Brilliant site from the highly buzzed Seth Godin‘s empire that make you spent the day arguing on stupid (or passionate) debates.

Just like Squidlit (you’re getting paid to do book reviews), The Ever Project (aggregations of topics around “what’s the worst”, “the biggest ever” etc.), Squidwho (mashups and aggregations around fan pages), Hey Monkey Brain uses the Squidoo engine to power the site.

Squidoo is a content aggregation engine that lets user create “lenses” i.e. ways to look at a specific subject (let’s say, you’re a huge fan of laptops bags, you’re going to create a page around these bags and, obviously link to the pages where you can buy these bags). Heavily viral and engaging, the site launched less than 2 years ago is already close to 10m UVs worlwide and close to 5m UVs in ComScore. This growth has been achieved with very little SEM investment (if you check Spyfu, you get to an investment under 100 grands a year – check here).

The whole team is under 10 peoples, mostly technical and including Seth himself.

You can find an pure ecommerce application of the concept in France through Zlio which lets its users create personnalized shopping pages.  So let say you’re a huge fan of Saint Therese of Lisieux, you’ll create a page that will aggregate all of the products available on this well-known catholic saint (see the page here). The more targeted is the subject, the biggest conversion rate you’re going to achieve and the more money you’ll make (Zlio users get a rev share on the affiliation revenue).

Seth’s model enables users to choose between keeping the money or giving it to a charity.

Knowing how much transformation rates are affected by the contextual relevance of the pages, Stylefeeder (a recommendation engine, mostly focused on fashion) applied these teachings by letting the user drives the type of products that he might be interested in. Stylehive has the same goal but emphasize the social aspect of shopping to get there.  And is approaching it through a visual recognition application.
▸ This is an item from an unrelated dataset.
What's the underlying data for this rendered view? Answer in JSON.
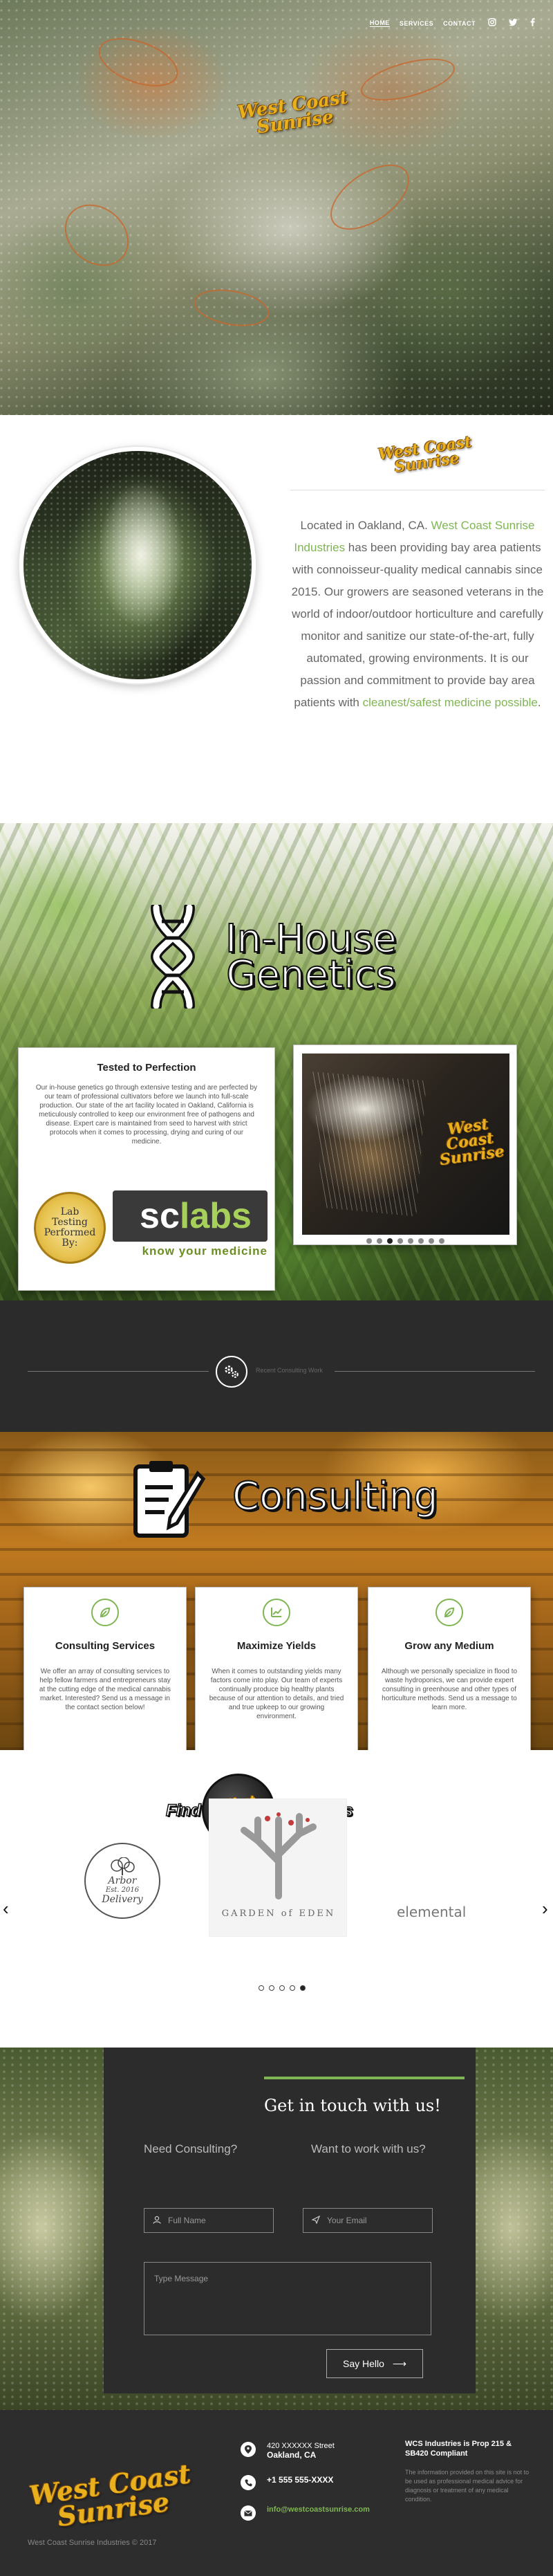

For now, there’s still no clear winner on the social shopping space but that could evolve very quickly knowing the pressure that all of these companies have from their investors (to the exception of Squidoo).

Here’s ComScore’s chart showing Squidoo constant growth over the course of the last 14 months:

Traffic for Squidoo on ComScore - last 14 months